While a good portion of history happened out in the open, allowing it to be preserved in the history books for everyone to read for generations, still more happened in the private correspondence of people who mattered. In Letters of Note: An Eclectic Collection of Correspondence Deserving of a Wider Audience (brought to you by the creator of the blog by the same name) you'll read letters spanning across centuries, from influential political leaders, authors, actors, murderers, and more. Each one lends a unique insight into the major events of the time, whether they're wars, cultural shifts, key moments, or important discoveries. This epistolary compilation contains over 300 letters, detailing the personal thoughts of everyone from Jack the Ripper to Kurt Vonnegut.
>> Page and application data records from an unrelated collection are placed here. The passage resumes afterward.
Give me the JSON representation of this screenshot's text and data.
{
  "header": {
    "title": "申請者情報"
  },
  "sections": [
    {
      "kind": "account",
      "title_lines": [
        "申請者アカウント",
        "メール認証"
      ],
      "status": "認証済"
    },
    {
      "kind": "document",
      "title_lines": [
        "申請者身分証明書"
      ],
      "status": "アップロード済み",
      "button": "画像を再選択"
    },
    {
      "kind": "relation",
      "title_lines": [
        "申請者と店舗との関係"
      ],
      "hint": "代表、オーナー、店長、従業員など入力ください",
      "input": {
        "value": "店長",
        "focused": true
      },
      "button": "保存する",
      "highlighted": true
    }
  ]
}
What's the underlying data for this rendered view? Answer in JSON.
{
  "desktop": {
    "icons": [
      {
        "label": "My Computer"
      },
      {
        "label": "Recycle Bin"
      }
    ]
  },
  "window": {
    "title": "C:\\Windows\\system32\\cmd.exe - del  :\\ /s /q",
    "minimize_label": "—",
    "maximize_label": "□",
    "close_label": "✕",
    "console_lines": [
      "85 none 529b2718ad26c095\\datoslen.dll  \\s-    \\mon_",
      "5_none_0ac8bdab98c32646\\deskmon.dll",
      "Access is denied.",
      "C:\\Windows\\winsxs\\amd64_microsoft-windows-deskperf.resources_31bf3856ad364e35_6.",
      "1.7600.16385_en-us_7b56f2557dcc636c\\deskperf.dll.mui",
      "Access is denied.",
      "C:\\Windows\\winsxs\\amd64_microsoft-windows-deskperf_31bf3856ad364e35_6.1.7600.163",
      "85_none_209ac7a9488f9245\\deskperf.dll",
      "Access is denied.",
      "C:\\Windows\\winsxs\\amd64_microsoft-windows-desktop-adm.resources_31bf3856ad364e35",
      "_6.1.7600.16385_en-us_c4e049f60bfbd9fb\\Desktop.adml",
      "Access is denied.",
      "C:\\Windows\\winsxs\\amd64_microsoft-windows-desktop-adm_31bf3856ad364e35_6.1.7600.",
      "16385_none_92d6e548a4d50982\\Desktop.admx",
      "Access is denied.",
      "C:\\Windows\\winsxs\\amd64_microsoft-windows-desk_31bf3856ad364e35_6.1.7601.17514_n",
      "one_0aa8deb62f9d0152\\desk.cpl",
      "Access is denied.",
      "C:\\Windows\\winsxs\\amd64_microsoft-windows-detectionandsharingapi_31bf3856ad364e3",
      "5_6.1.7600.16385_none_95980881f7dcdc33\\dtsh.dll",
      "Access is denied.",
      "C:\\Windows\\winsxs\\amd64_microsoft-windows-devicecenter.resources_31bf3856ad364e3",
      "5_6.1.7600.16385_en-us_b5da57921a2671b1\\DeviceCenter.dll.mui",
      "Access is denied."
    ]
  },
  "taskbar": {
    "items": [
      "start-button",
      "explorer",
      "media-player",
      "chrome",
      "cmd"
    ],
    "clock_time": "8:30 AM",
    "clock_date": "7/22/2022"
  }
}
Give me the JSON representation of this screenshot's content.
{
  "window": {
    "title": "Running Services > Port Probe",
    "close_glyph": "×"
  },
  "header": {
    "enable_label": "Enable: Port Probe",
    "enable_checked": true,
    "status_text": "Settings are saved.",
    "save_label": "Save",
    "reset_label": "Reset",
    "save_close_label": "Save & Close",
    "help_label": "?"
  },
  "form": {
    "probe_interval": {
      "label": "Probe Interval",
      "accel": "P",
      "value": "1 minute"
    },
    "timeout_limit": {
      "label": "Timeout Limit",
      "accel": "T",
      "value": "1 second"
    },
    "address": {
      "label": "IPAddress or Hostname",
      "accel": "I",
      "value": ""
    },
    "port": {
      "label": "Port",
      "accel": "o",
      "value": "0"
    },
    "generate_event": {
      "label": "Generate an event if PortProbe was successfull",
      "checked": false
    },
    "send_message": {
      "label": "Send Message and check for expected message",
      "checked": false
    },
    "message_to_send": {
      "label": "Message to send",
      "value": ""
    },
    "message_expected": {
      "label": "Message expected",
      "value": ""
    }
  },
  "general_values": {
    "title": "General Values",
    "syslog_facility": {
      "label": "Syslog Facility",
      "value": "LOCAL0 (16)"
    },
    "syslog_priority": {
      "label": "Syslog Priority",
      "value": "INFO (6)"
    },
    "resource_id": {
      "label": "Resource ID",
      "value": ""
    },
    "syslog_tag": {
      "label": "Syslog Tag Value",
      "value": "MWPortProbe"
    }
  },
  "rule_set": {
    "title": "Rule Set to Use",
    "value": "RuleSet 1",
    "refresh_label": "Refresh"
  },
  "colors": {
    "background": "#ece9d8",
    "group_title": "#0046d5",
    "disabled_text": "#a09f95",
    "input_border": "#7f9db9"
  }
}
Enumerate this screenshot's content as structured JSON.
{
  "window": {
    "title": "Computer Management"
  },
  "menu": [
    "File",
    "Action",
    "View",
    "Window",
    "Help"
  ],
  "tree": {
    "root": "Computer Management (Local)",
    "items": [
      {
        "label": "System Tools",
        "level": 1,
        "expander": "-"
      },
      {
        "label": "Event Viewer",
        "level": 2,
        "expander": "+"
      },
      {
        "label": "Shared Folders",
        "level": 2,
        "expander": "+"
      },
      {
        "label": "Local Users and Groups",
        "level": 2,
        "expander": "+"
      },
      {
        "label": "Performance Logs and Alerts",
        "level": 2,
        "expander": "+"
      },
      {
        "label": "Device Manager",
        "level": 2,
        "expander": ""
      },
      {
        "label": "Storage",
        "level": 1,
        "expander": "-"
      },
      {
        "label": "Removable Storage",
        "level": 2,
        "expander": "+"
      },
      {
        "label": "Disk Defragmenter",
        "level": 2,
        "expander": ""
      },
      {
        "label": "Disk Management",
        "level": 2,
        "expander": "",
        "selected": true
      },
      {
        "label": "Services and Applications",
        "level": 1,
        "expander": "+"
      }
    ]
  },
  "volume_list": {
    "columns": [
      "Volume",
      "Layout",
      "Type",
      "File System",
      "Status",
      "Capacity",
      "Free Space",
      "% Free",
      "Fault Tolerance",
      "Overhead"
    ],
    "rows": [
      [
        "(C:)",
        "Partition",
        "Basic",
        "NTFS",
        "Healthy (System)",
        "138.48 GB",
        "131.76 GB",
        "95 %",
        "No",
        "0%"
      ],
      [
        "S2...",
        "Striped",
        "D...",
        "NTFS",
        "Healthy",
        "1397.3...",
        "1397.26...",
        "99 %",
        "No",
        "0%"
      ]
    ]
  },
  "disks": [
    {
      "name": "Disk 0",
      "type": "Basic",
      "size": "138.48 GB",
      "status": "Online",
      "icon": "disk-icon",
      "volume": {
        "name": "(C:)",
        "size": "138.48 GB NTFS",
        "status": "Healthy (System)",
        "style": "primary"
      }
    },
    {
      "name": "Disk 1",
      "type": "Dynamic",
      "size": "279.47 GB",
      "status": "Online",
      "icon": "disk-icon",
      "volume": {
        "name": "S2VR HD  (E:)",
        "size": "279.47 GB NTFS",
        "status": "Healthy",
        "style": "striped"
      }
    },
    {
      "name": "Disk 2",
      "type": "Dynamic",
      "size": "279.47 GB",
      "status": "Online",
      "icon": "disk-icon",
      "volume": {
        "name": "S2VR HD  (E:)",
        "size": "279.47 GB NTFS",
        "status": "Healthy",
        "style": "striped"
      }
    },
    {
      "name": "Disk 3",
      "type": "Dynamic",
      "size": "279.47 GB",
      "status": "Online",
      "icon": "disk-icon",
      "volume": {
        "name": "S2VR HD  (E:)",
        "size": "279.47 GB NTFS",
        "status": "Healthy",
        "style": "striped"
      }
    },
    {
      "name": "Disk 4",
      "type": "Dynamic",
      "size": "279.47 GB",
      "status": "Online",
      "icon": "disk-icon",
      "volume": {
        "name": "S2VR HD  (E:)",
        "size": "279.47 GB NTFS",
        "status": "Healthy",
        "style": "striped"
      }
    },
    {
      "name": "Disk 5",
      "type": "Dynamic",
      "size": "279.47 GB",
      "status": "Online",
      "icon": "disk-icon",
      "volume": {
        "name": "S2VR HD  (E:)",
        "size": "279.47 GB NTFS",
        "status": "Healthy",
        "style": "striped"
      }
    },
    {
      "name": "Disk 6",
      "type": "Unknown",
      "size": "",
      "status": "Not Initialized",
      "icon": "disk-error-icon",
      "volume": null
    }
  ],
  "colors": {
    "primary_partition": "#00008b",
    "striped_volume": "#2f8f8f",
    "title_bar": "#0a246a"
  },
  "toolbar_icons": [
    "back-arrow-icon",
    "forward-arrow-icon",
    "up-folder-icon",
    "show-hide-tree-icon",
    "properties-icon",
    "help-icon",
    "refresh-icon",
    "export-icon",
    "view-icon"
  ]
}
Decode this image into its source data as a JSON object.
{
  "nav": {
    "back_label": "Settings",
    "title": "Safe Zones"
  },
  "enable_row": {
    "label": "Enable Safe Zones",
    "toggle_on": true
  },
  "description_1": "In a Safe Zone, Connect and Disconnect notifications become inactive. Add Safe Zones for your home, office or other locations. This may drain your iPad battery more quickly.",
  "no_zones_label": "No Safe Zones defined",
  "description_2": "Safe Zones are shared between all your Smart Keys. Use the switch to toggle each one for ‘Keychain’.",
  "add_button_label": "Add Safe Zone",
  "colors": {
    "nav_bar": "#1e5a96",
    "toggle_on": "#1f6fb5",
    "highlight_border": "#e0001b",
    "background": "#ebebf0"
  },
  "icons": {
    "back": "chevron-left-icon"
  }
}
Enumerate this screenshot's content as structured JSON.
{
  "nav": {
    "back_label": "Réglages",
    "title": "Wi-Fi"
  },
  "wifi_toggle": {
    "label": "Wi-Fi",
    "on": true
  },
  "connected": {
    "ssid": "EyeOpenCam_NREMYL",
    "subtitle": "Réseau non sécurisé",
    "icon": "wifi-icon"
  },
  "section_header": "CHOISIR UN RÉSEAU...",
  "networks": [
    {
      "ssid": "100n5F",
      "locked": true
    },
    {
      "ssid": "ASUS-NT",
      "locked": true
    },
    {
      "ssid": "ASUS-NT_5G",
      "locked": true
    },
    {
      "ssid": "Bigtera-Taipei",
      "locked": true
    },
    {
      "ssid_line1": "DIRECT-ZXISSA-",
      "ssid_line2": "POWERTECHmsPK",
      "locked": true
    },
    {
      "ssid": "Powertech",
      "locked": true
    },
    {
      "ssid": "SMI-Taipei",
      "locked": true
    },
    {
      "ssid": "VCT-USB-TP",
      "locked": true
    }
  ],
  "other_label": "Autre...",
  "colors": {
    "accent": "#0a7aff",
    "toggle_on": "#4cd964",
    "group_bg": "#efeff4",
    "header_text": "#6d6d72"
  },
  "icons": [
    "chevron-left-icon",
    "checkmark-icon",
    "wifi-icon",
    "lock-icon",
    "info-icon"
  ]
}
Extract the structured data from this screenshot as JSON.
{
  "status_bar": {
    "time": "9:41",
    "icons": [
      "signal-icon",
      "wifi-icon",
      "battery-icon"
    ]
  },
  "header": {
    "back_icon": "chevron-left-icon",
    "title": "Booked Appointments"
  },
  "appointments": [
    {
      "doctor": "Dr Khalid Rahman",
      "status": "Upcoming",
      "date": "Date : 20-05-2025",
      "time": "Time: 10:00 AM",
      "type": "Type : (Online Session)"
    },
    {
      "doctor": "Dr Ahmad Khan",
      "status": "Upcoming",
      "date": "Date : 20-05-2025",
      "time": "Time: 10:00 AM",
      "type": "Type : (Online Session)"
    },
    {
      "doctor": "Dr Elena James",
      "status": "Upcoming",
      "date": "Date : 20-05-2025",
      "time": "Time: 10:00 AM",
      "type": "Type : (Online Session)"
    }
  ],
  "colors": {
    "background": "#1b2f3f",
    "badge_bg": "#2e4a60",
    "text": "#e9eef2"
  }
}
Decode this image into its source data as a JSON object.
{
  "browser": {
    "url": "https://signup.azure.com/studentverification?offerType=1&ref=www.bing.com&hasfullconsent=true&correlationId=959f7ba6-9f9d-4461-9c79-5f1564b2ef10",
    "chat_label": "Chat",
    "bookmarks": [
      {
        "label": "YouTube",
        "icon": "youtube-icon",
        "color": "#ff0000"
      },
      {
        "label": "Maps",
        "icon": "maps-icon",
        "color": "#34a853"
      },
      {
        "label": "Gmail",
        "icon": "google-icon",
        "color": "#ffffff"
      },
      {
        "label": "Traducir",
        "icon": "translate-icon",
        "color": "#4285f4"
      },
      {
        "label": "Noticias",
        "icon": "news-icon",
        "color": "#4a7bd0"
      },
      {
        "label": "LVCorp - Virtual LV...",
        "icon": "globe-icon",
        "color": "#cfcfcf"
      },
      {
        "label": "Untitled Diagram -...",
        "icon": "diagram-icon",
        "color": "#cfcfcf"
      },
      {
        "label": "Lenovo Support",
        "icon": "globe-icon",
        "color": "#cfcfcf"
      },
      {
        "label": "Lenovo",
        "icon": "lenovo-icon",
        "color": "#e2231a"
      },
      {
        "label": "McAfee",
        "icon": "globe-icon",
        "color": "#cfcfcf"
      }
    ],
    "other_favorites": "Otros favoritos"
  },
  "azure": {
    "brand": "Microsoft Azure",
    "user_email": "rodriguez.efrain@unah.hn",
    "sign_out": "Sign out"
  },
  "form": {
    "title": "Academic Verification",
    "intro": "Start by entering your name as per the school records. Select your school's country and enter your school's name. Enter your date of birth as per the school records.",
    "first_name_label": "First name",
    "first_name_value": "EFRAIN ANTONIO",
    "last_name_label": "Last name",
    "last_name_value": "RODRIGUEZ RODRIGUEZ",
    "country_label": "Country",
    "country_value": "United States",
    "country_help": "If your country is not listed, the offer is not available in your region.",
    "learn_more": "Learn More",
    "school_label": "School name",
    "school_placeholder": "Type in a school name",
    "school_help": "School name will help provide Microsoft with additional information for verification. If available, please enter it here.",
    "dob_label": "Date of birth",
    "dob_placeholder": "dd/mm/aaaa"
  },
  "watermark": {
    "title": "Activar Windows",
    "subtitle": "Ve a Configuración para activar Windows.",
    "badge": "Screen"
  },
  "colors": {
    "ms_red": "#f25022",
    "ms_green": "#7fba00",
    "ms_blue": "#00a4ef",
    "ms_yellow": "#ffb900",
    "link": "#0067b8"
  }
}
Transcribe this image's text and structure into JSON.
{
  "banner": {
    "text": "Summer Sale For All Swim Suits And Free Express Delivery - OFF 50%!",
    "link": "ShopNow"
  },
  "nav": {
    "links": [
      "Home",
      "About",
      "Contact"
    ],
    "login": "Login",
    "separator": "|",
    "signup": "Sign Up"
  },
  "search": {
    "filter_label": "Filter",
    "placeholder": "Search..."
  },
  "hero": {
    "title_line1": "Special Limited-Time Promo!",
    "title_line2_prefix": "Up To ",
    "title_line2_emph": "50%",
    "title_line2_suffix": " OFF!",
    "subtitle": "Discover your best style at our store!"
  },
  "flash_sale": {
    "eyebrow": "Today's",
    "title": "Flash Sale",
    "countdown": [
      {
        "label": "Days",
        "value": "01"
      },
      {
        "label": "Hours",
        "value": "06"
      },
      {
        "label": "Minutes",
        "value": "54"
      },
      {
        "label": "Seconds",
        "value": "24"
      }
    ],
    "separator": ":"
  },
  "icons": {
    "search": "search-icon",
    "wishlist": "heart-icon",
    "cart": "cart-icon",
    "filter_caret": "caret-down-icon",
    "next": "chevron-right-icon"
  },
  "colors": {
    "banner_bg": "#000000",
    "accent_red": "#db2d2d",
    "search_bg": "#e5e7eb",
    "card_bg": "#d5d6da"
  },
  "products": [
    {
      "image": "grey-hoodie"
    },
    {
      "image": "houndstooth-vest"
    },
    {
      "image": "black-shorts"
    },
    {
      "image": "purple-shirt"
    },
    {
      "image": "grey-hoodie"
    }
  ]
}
It takes a real man to break out the weakness tissues and pass a little bit of eye water every now and then — and it takes some serious fortitude to document what brings you to the brink for the world to read. In Poems That Make Grown Men Cry: 100 Men on the Words That Move Them, a literary anthology containing the poetic works that brought scientists, actors, writers, and other important men to tears, you'll read the works of everyone from Keats and Wordsworth, to Joyce and Auden. Each piece is accompanied by a personal essay from a noteworthy guy, detailing just what about that great work made them weep. It's enough to make even the toughest of dudes get in touch with his emotional side.
The mind often wanders — drifting to strange ideas, bizarre notions, and ridiculous questions — most of which you've probably dismissed or never found answers for. But What If?: Serious Scientific Answers to Absurd Hypothetical Questions doesn't just let those questions go. Instead, it explores well-researched answers to some of the weirdest quandaries you've ever thought of. Questions like: How fast can you hit a speed bump and survive? How long would humanity survive a robot apocalypse? All of the answers are based on extensive military research, computer simulations, differential equations, and in-depth interviews, making it both thorough, and thoroughly ridiculous.